The Second Spy: The Books of Elsewhere, Book 3
What parents need to know
Parents Need to Know
Parents need to know that The Second Spy is the third installment in the popular middle-grade series The Books of Elsewhere. It takes place in a scary old stone house, where painted people and other creatures can come to life and stalk the halls. In one frightening face-off, witch Aldous McMartin traps Olive in a pit inside of painting -- where she herself will soon turn to paint ("Once you have changed to paint and no longer need to breather, or eat, or drink, you can remain down there in the darkness forever ... without even the possibility of death to set you free.") In this third volume, Olive continues to make mistakes, but this time around her heart's really in the right place. In the end, she's able to express her love to Horatio, a talking cat, and help him realize that his life has meaning.

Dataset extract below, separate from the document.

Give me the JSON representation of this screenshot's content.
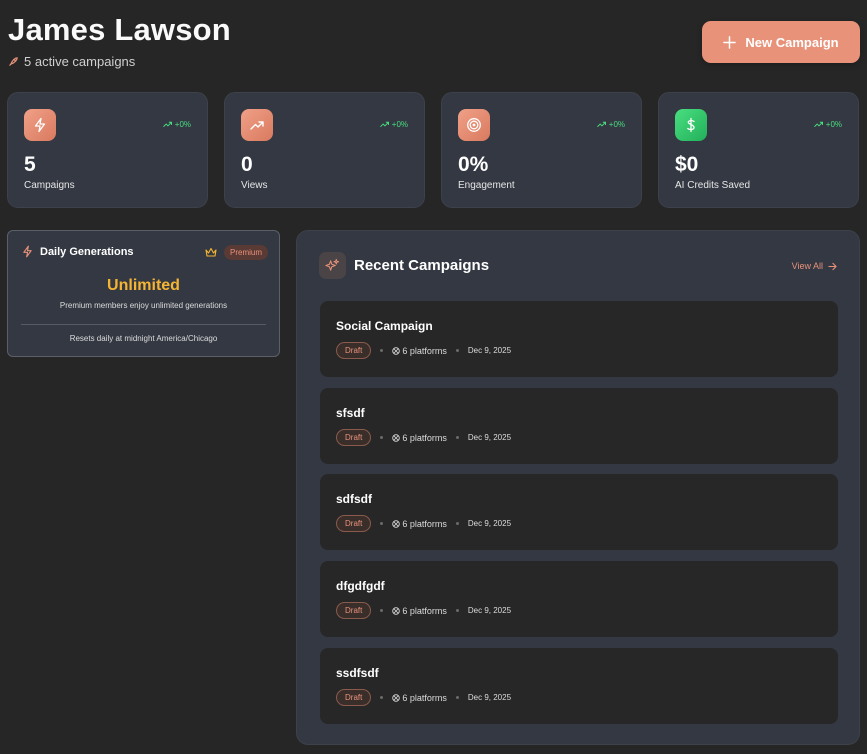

There's also a sweet message about being honest and loyal to the loved ones in your life, even when times get hard (or someone threatens to trap you in a painting).
What's the story?
When Olive discovers the recipes for magical paints that can bring whatever she creates to life, she mixes up a batch of colors. Her plan is to bring back the parents of her friend Morton, who was once a human child but who has been trapped in a painting for decades -- and is awfully lonely. But not only does Olive create monstrosities, she also inadvertently delivers the paint recipes into the hands of Aldous McMartin, the evil witch who has also been hiding in a painting, and is determined to take back his house. To save her life and the ones she loves, Olive is going to need all her allies, including Morton, the three talking cats, and Rutherford, a smart neighbor boy with a magical secret of his own.
Is it any good?
This third installment in The Books of Elsewhere series is a fun, suspenseful fantasy, and readers will find themselves squirming throughout Olive's new adventures. Initially, they will wiggle with embarrassment as Olive delivers her terrible parental portraits to Morton ("Olive eyed her work, trying to convince herself that Mrs. Nivens didn't look like a big black funnel with a head and torso dribbling backward out of the top." ) Later, readers will fidget with fear as Olive faces off against terrifying painting of a young Aldous McMartin, who threatens her and the three talking cats fans have come to love throughout this series.
Readers will cheer as Olive and her friends -- furry and otherwise -- learn to trust and depend on each other in this volume. And they will be thrilled when author West concludes this volume with plenty of possibilities for future installments. After all, readers just learned about Rutherford's magical gift, Morton's parents remain missing, and Aldous' witchy granddaughter is still on the loose.
Families can talk about...
Families can talk about Olive's character. Has she changed at all over the course of the three books? What do you think she has learned?
Also, what loose ends has the author left in this book? What do you think will happen in the next installment (out in July 2013)?
Finally, what do you think about the cats in this book? Can you think of other books with talking animals? What's so appealing about that idea?